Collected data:
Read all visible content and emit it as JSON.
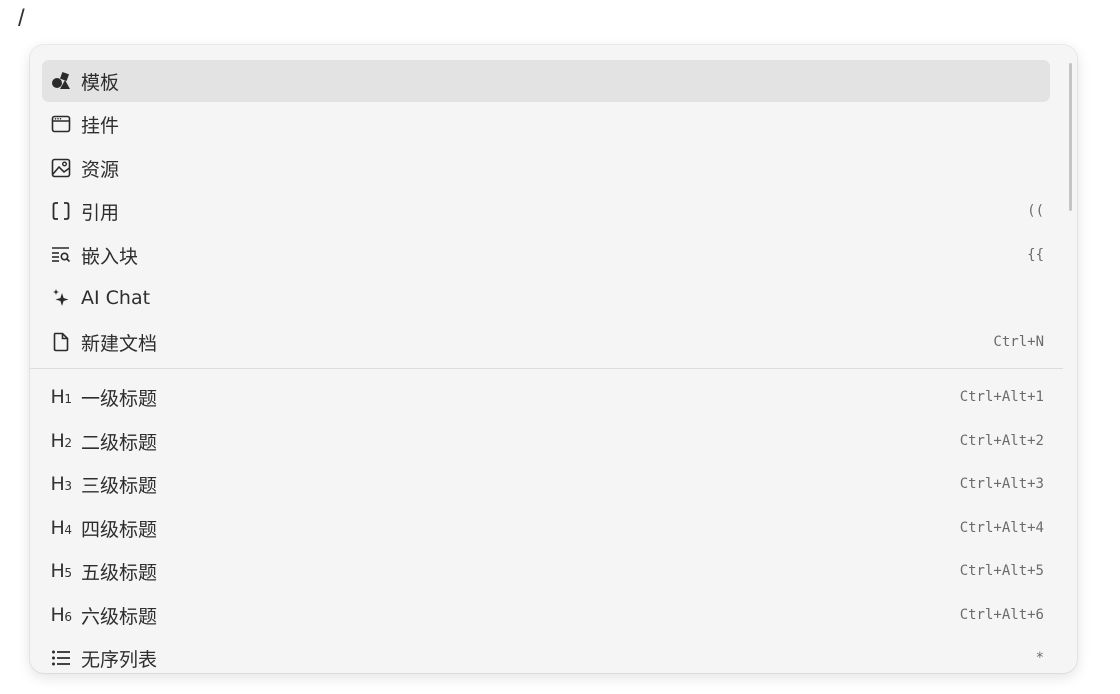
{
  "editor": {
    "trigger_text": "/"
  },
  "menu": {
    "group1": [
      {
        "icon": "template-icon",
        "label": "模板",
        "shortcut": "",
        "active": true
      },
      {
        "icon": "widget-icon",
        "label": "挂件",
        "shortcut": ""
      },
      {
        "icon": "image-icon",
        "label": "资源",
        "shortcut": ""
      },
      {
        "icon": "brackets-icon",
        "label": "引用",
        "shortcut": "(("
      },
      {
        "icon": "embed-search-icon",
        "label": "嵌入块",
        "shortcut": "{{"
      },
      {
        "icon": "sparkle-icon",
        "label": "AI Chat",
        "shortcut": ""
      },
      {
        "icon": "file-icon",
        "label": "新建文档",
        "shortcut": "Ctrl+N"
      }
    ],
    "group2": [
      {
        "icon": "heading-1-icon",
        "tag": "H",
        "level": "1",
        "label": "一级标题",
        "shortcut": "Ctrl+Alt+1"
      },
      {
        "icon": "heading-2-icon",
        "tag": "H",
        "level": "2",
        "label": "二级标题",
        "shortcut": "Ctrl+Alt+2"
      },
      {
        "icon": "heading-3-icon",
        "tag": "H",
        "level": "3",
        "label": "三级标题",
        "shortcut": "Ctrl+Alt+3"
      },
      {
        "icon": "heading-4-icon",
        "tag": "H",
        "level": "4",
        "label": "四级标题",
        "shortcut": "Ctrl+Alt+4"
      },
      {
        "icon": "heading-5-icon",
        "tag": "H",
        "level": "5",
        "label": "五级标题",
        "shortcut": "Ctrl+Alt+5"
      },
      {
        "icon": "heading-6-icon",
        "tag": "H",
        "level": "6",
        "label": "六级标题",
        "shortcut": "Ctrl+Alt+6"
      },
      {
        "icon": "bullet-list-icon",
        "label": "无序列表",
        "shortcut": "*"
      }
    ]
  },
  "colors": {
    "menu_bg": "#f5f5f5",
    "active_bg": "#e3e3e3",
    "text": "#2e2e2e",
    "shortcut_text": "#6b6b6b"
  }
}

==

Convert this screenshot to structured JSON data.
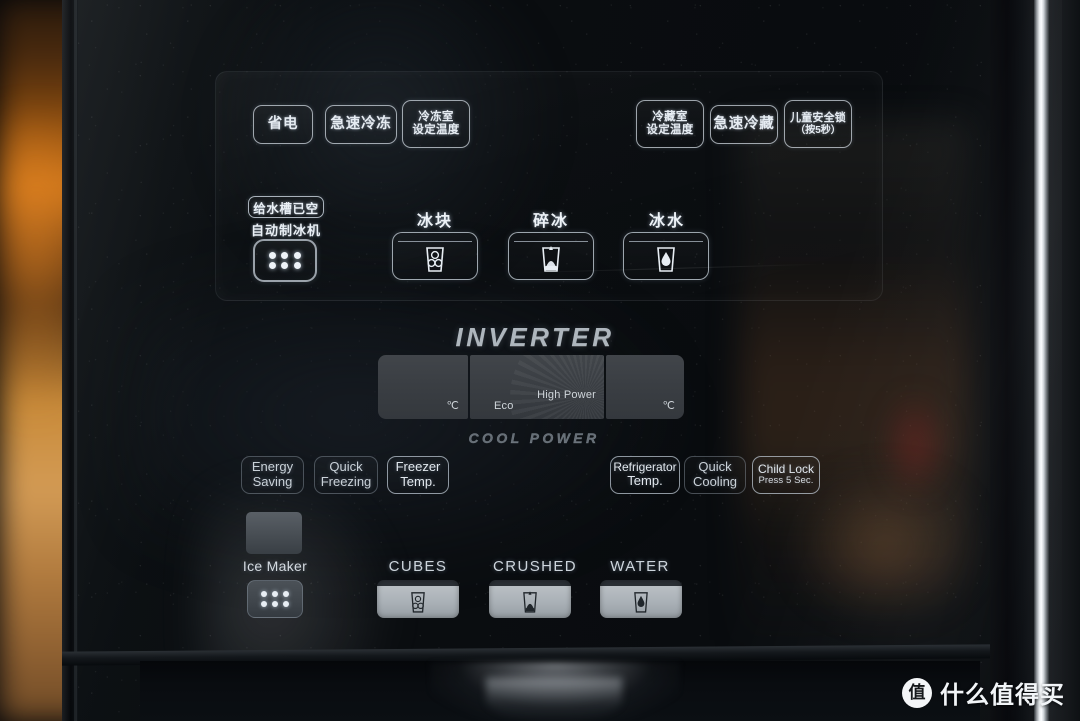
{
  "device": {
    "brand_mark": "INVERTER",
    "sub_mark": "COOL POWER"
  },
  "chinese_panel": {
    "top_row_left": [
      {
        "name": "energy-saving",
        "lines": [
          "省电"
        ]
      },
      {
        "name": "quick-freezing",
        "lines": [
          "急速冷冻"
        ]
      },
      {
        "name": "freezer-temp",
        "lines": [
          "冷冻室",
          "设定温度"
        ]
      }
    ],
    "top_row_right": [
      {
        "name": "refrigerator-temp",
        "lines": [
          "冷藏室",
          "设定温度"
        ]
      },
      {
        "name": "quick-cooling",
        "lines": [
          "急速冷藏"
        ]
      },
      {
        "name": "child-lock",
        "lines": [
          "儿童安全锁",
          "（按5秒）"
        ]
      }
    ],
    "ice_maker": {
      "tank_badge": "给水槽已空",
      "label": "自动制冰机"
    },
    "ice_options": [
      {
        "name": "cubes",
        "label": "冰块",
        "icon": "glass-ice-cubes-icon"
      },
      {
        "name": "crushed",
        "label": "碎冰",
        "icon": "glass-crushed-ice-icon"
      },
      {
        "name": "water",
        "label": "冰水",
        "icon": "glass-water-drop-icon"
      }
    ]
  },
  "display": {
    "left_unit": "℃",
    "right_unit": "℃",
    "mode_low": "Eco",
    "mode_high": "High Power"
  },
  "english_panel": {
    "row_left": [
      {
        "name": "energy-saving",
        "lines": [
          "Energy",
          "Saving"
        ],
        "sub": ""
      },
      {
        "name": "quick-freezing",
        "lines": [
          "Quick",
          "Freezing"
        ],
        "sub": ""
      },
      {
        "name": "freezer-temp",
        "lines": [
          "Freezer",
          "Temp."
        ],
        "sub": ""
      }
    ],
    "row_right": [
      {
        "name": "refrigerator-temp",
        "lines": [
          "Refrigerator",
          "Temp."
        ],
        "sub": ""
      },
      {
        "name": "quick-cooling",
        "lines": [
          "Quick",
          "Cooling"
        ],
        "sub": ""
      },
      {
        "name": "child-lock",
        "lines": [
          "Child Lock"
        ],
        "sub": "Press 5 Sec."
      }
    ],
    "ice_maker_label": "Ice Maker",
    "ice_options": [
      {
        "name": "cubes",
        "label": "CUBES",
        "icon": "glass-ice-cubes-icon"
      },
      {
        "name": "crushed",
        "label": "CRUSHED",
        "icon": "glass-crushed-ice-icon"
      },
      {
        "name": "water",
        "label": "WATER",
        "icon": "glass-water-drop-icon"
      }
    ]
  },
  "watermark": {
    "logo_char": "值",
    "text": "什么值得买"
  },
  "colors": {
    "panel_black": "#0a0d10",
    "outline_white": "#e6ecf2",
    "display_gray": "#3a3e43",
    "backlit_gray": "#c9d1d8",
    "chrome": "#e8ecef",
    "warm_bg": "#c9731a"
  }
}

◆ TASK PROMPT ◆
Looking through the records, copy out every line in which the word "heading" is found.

◆ ANSWER FOR THIS EXERCISE ◆
        "icon": "heading-1-icon",
        "icon": "heading-2-icon",
        "icon": "heading-3-icon",
        "icon": "heading-4-icon",
        "icon": "heading-5-icon",
        "icon": "heading-6-icon",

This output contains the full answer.